Scan the listing below and copy every line holding "单相电量测量模块".
⁂
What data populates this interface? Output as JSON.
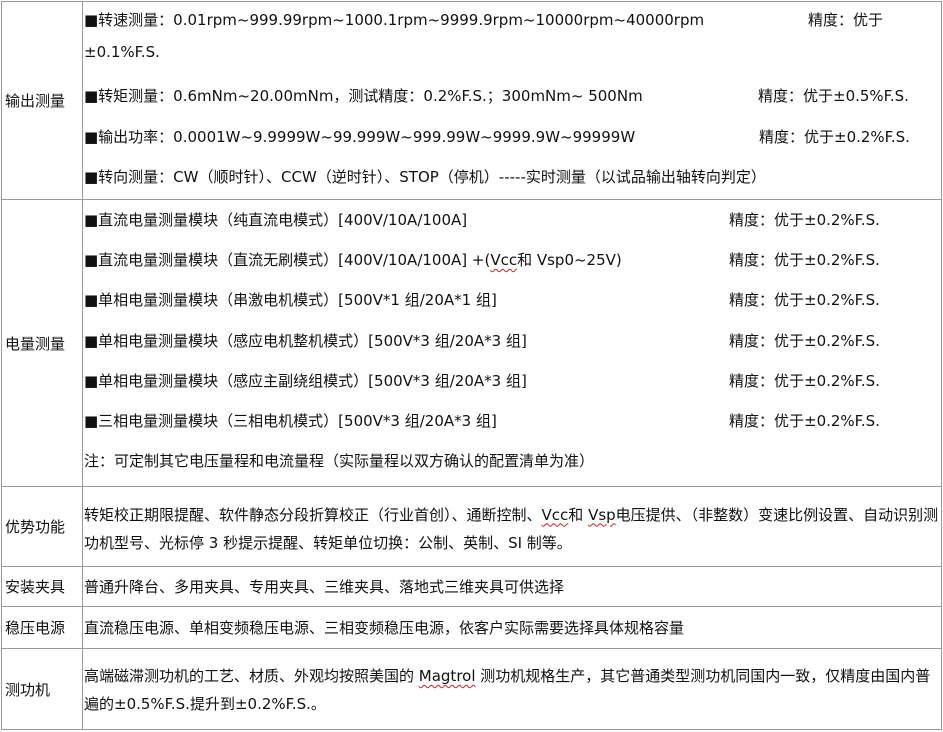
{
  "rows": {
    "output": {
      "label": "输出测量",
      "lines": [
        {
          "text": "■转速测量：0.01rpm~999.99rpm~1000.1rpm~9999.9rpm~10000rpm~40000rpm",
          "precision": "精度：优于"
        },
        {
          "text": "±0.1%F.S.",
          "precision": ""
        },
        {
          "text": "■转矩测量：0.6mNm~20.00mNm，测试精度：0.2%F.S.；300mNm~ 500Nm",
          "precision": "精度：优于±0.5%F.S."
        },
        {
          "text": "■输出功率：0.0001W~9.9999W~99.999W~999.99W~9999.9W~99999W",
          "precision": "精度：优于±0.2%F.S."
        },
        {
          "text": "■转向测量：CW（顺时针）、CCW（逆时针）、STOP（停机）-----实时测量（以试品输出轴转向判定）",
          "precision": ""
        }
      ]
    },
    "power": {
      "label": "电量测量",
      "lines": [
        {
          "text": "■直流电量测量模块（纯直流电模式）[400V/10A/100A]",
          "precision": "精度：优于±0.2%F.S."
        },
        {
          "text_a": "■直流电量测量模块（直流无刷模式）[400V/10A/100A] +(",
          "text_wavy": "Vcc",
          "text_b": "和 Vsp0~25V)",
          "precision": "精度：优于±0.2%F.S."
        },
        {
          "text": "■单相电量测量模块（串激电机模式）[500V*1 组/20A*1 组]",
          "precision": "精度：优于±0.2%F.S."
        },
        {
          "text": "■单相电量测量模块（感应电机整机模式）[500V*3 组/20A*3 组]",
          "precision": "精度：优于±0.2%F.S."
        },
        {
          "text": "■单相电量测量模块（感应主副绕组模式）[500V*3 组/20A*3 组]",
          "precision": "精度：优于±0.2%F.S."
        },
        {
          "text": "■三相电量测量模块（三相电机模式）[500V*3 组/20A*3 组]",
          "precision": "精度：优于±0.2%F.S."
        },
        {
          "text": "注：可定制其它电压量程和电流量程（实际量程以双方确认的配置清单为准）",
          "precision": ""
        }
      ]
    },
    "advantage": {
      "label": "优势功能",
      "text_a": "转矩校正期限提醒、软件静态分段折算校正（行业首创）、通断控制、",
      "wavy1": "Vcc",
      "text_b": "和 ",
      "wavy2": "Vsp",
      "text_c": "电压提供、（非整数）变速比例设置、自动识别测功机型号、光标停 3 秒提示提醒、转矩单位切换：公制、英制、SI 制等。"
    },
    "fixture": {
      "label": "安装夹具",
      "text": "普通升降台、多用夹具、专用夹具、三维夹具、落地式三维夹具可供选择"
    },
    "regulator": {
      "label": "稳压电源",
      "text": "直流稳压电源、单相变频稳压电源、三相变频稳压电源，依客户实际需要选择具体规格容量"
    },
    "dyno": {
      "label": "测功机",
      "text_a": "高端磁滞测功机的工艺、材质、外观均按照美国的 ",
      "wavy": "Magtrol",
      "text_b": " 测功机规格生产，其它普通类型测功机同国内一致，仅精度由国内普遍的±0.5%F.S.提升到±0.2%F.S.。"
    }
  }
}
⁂
__ANSWER SECTION__.
          "text": "■单相电量测量模块（串激电机模式）[500V*1 组/20A*1 组]",
          "text": "■单相电量测量模块（感应电机整机模式）[500V*3 组/20A*3 组]",
          "text": "■单相电量测量模块（感应主副绕组模式）[500V*3 组/20A*3 组]",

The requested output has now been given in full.